|The UN-appointed commission called for further investigation of NATO's bombing of towns such as Sirte [Reuters]
Investigators probing violations committed during Libya's conflict have said that they are giving the UN's human rights chief a list of people who should face international or national justice.
The commission of inquiry, which was appointed by the UN Human Rights Council, also called for further probes into NATO air strikes on Libya, saying on Friday it was unable to tell if the alliance took adequate precautions to protect civilians in some of its attacks.
The commission "has gathered information linking individuals to human rights violations or crimes," lead investigator Philip Kirsch said.
"It will hand over a confidential list containing that information to the UN High Commissioner for Human Rights," he said.
Asked for details of the list, Kirsch told journalists: "The principle of a confidential envelope is that you don't talk about what's in it."
Investigators had decided to keep the list confidential to "prevent risk of harm to those who are held in custody and to avoid jeopardising the fair trial rights of any persons who may be brought to trial in the future".
Both sides accused
In its 220-page report, which will be presented on Monday to the UN Human Rights Council, the commission of inquiry accused both Muammar Gaddafi's forces and anti-government troops of serious crimes.
Gaddafi's troops committed crimes against humanity and war crimes including murder, forced disappearances and torture, the report said.
Anti-government troops also committed "serious violations including war crimes and breaches of international human rights law" such as unlawful killing, arbitrary arrest and torture.

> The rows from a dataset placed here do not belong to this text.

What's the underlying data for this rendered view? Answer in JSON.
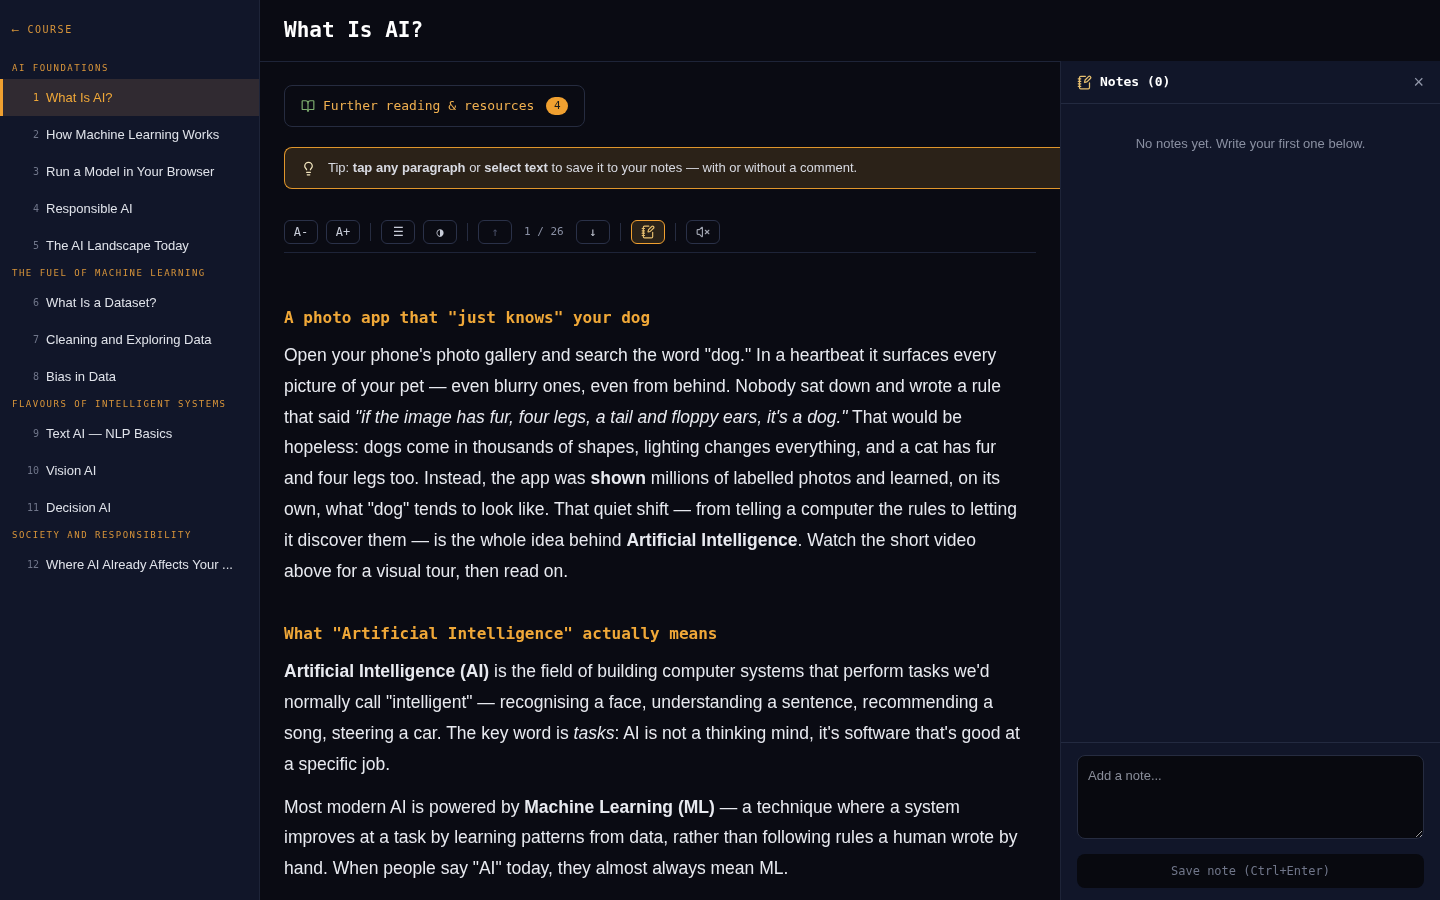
{
  "sidebar": {
    "back_link": {
      "arrow": "⟵",
      "label": "COURSE"
    },
    "sections": [
      {
        "title": "AI FOUNDATIONS",
        "items": [
          {
            "number": "1",
            "label": "What Is AI?",
            "selected": true
          },
          {
            "number": "2",
            "label": "How Machine Learning Works",
            "selected": false
          },
          {
            "number": "3",
            "label": "Run a Model in Your Browser",
            "selected": false
          },
          {
            "number": "4",
            "label": "Responsible AI",
            "selected": false
          },
          {
            "number": "5",
            "label": "The AI Landscape Today",
            "selected": false
          }
        ]
      },
      {
        "title": "THE FUEL OF MACHINE LEARNING",
        "items": [
          {
            "number": "6",
            "label": "What Is a Dataset?",
            "selected": false
          },
          {
            "number": "7",
            "label": "Cleaning and Exploring Data",
            "selected": false
          },
          {
            "number": "8",
            "label": "Bias in Data",
            "selected": false
          }
        ]
      },
      {
        "title": "FLAVOURS OF INTELLIGENT SYSTEMS",
        "items": [
          {
            "number": "9",
            "label": "Text AI — NLP Basics",
            "selected": false
          },
          {
            "number": "10",
            "label": "Vision AI",
            "selected": false
          },
          {
            "number": "11",
            "label": "Decision AI",
            "selected": false
          }
        ]
      },
      {
        "title": "SOCIETY AND RESPONSIBILITY",
        "items": [
          {
            "number": "12",
            "label": "Where AI Already Affects Your ...",
            "selected": false
          }
        ]
      }
    ]
  },
  "page_title": "What Is AI?",
  "resources_button": {
    "label": "Further reading & resources",
    "count": "4"
  },
  "tip": "Tip: **tap any paragraph** or **select text** to save it to your notes — with or without a comment.",
  "toolbar": [
    [
      {
        "kind": "text",
        "label": "A-",
        "disabled": false,
        "selected": false
      },
      {
        "kind": "text",
        "label": "A+",
        "disabled": false,
        "selected": false
      }
    ],
    [
      {
        "kind": "text",
        "label": "☰",
        "disabled": false,
        "selected": false
      },
      {
        "kind": "text",
        "label": "◑",
        "disabled": false,
        "selected": false
      }
    ],
    [
      {
        "kind": "text",
        "label": "↑",
        "disabled": true,
        "selected": false
      },
      {
        "kind": "counter",
        "label": "1 / 26"
      },
      {
        "kind": "text",
        "label": "↓",
        "disabled": false,
        "selected": false
      }
    ],
    [
      {
        "kind": "notes",
        "selected": true
      }
    ],
    [
      {
        "kind": "audio",
        "selected": false
      }
    ]
  ],
  "article": [
    {
      "kind": "heading",
      "text": "A photo app that \"just knows\" your dog"
    },
    {
      "kind": "paragraph",
      "text": "Open your phone's photo gallery and search the word \"dog.\" In a heartbeat it surfaces every picture of your pet — even blurry ones, even from behind. Nobody sat down and wrote a rule that said *\"if the image has fur, four legs, a tail and floppy ears, it's a dog.\"* That would be hopeless: dogs come in thousands of shapes, lighting changes everything, and a cat has fur and four legs too. Instead, the app was **shown** millions of labelled photos and learned, on its own, what \"dog\" tends to look like. That quiet shift — from telling a computer the rules to letting it discover them — is the whole idea behind **Artificial Intelligence**. Watch the short video above for a visual tour, then read on."
    },
    {
      "kind": "heading",
      "text": "What \"Artificial Intelligence\" actually means"
    },
    {
      "kind": "paragraph",
      "text": "**Artificial Intelligence (AI)** is the field of building computer systems that perform tasks we'd normally call \"intelligent\" — recognising a face, understanding a sentence, recommending a song, steering a car. The key word is *tasks*: AI is not a thinking mind, it's software that's good at a specific job."
    },
    {
      "kind": "paragraph",
      "text": "Most modern AI is powered by **Machine Learning (ML)** — a technique where a system improves at a task by learning patterns from data, rather than following rules a human wrote by hand. When people say \"AI\" today, they almost always mean ML."
    }
  ],
  "notes": {
    "title": "Notes (0)",
    "close": "×",
    "empty": "No notes yet. Write your first one below.",
    "placeholder": "Add a note...",
    "save_button": "Save note (Ctrl+Enter)"
  }
}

"The commission further found that the [opposition forces] also perpetrated torture and ill-treatment, and continued to do so even during the commission's visit," Kirsch said.
"These acts are violations of international human rights law, and when committed during armed conflict constitute war crimes."
While calling for these individuals to be brought to justice, investigators also called for further probes into NATO air strikes on Libya.
After examining 20 strikes by the campaign by Britain, France, the US and their allies, the commission found five in which 60 civilians were killed and 55 injured.
NATO claimed to have taken "all feasible precautions" to minimise casualties, Kirsch told the Human Rights Council.
But "the commission was not provided with sufficient information to verify this independently, as it has done with other areas.
"The commission recommends further investigations," he added.
Nevertheless, the inquiry found that overall, NATO "did not deliberately target civilians".
Addressing the council after Kirsch's report, Cuba's envoy charged that "NATO assassinated civilians in Libya ... these crimes must be investigated".
Last November, the International Criminal Court's prosecutor permitted Libya to try Muammar Gaddafi's son and one-time heir-apparent, Saif al-Islam Gaddafi, in Libya, on the condition that its judges must be involved in the case.